Gains have indeed been made, by both the intelligence and drone driven campaign favored by Vice President Biden, and the surge strategy favored by outgoing Secretary Gates. Al-Qaeda has been degraded in that part of the world:
Of 30 prominent members of the terrorist organization in the region identified by intelligence agencies as targets, 20 have been killed in the last year and a half, they said, reducing the threat they pose.-Landler and Cooper
But real questions remain as to the mindset of military planners; what would we have done had George W. Bush not had the uncharacteristic burst of sense that led to his appointment of Robert Gates? Mr. Gates’ assessment of the dominant feelings among our community of hawks remains relevant to this day:
“When I took this job, the United States was fighting two very difficult, very costly wars,” Mr. Gates said. “And it has seemed to me: Let’s get this business wrapped up before we go looking for more opportunities.”
The mindset we must get past is the notion that troops on the ground are the only good avenue to national security. The complete picture must be assessed in making the decision to stay or go. The brisk withdrawal of troops from Afghanistan can yield budget relief yes, but it can also provide the resource needed to take up an ever more brisk action against terrorism on other fronts. Everything from espionage and special operations, to humanitarian relief and economic development can serve the goal of fighting terror.
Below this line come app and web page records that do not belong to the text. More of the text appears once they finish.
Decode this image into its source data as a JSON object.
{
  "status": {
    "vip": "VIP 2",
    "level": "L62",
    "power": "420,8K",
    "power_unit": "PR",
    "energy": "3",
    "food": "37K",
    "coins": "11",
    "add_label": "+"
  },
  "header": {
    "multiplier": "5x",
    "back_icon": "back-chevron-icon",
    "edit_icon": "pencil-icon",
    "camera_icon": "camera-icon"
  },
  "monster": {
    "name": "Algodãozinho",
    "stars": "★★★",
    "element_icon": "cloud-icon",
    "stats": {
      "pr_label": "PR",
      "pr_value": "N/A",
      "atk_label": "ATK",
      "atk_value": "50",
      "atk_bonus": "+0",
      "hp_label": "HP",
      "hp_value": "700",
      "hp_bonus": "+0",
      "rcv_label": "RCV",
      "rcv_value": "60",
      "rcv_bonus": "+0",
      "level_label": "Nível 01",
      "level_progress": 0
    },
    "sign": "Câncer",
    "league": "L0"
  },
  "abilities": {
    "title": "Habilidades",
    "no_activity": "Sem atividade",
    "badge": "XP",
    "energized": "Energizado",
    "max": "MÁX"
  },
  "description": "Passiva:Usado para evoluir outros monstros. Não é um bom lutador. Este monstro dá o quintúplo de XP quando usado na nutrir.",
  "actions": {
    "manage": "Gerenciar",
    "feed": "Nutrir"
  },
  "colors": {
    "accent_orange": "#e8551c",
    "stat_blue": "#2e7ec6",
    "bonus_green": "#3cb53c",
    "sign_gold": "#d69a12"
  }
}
The sooner that reality is embraced, the sooner our Af-Pak strategy can mature.
Troops should not be withdrawn at a pace that compromises the gains made in Afghanistan’s south; packets of withdrawals, followed by periods of observation, should serve to ensure gains are not lost. The President should withdraw the first 10,000 troops this summer, with 10,000 more scheduled to leave later in the fall after another stability review. The process can be repeated again, given adequate stability and improvements in Afghan forces, until all 100,000 are home. Such a staged withdrawal, under the best cast scenario, could see all of our troops home from the region by Christmas of 2013.
The United States must figure out its place in 21st Century diplomacy. The notion is easier written than done; isolationism (as expressed by our desire to bring ’em home, and our general dislike of foreign aid) seems to be the popular sentiment of the day, but Americans still care about our influence in the world at large. Too often, however, we think only of the positives our involvement brings to the table; negative consequences that aren’t acknowledged are never properly considered. Afghanistan and Pakistan are geopolitical linchpins; a nascent Russia, thriving China, and booming India sit to their east. The region also covers the southern approach to the Persian Gulf. An explosion of rivalry and regional ambition, combined with the nuclear arsenals of the major players, is decidedly not in the interests of the United States.
How we choose to end our direct involvement will play a major role in the future of this region. But end it we must; we are gifted with the most professional and capable military in the world, but they are only human. Stray bullets and collateral damage are part and parcel of military action, but are primal and personal to the families who suffer the wounds. The sooner we can leave the region, without leaving friends unprepared for our departure, the better for us all.
The Rational Middle is listening…